While the star-studded March production of West Side Story is an attention-grabber, the bulk of the Somewhere Project is educational. The signature component is rooted in bringing music composition to at-risk students around New York City. Along with professional musicians Carnegie enlisted to help with composition, students wrote songs responding to the themes of West Side Story and will perform their work in a series of neighborhood concerts.
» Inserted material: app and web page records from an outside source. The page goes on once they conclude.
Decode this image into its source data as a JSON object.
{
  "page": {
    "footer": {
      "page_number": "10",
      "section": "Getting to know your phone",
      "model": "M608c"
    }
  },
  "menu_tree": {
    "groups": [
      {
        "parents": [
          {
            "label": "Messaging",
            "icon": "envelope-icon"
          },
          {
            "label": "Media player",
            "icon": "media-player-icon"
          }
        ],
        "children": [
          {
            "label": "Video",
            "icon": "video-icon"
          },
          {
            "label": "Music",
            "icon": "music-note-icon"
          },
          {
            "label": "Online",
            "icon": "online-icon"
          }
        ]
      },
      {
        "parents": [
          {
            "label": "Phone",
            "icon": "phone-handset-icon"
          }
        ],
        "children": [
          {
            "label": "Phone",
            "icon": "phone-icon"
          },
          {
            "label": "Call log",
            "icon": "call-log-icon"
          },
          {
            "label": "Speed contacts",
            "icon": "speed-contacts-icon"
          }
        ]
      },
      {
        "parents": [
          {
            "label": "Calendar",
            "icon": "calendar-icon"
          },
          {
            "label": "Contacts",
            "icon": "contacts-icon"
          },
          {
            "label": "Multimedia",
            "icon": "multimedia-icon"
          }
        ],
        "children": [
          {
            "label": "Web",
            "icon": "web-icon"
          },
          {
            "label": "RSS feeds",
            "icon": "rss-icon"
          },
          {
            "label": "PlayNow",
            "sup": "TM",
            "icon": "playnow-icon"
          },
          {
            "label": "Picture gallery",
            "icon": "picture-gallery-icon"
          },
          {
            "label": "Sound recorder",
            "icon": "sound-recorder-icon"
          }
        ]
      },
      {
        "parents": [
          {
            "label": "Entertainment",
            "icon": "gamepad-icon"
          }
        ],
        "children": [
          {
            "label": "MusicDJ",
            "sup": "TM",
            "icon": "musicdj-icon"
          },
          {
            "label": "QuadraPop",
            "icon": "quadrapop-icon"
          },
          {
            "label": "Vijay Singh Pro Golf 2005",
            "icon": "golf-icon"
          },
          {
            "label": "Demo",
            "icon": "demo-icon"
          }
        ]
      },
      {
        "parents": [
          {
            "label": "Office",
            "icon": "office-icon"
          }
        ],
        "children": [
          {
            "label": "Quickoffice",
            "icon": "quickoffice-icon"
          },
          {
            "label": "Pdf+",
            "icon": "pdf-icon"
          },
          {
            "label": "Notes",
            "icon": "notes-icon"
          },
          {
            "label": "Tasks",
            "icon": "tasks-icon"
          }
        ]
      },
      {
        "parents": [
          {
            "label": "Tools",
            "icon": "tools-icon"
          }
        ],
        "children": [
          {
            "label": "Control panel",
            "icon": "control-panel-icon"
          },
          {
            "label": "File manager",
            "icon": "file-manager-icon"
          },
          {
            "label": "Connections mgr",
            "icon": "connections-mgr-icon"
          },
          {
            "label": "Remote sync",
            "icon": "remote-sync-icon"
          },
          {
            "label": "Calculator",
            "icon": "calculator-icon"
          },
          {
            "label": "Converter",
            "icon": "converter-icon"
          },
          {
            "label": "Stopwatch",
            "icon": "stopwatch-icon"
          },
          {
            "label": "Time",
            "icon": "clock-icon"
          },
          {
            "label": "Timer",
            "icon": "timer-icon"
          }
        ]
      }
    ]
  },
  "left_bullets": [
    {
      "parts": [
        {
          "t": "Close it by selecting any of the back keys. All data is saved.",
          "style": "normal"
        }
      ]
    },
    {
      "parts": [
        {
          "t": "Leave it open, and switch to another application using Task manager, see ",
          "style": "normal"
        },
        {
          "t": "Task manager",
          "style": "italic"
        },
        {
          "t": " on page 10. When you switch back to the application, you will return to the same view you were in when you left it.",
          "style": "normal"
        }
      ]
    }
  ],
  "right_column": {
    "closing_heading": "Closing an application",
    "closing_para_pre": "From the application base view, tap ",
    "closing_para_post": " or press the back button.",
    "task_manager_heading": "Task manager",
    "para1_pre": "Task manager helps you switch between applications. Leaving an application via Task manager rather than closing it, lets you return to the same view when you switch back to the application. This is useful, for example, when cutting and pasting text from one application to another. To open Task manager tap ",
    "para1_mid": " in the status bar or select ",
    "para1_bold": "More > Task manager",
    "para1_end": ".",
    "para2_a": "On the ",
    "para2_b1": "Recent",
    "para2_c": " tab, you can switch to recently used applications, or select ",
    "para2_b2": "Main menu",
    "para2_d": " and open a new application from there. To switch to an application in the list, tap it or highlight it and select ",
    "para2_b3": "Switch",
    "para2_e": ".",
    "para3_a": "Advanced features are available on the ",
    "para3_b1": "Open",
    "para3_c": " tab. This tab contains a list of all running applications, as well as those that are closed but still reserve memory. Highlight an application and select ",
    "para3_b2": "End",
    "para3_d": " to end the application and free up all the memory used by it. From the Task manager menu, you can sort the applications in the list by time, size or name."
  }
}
A January concert in Carnegie Hall’s educational wing previewed the event at the LaGuardia Performing Arts Center in Queens, which takes place February 26. Students from Brooklyn’s Belmont Academy High, a school for youth living in group homes, were joined onstage by Brown Rice Family, a world roots band that Carnegie sent to Belmont. Students sang and rapped about elements of the show that resonated with them. “Mistaken Identity,” a dark electronic track, detailed the fatal effects of mistaken identities in the streets: gang members shooting the wrong guy or a bystander, police brutalizing populations they choose to see as threats. On reggae jam “Turning Point,” the young musicians shared their commitment to change: “The throne is mine, no more wasting time/Positive success, I’m standing in front of the line/Mom, I wanna tell ya this is our time.”
These are not empty lyrics written to placate adults. Rodney “Okai” Fleurimont, of Brown Rice Family, says the program changed students. “Some of them couldn’t be in the same room when we started because of beef, like, ‘You looked at me wrong’ or ‘I know you from such and such neighborhood,’ ” he explains. “By the end, you see the ones that were beefin’ cheering each other on.”
At the end of the set, Ann Gregg, the Weill Music Institute’s community programs director, stood onstage holding up a black wallet-size card with “V.I.P.” written in bold white letters. She offered one to every student, explaining it would grant them year-round access to Carnegie Hall. Later, she told the Voice this is a crucial aspect of Carnegie’s mission. “It’s great that [musical education] is happening while they’re in detention, but what happens after?” she asks. “If you spark this opportunity, how do you connect with them when they come home, to make sure they don’t go back into the system? We’re thinking about pathways for young people.” The idea is to change outcomes, rather than just offering possibilities.
It’s worked for at least one Belmont student. Inspired by Tony and Maria’s story, sixteen-year-old Jay wrote a love song, something he had never done before. “In the beginning, I was like, ‘I am not doing this.’ Then, after two weeks, I was like, ‘I really do like this,’ ” he says. “I’m gonna keep doing this because I want more positive in my lifestyle than negative. I have goals to achieve.”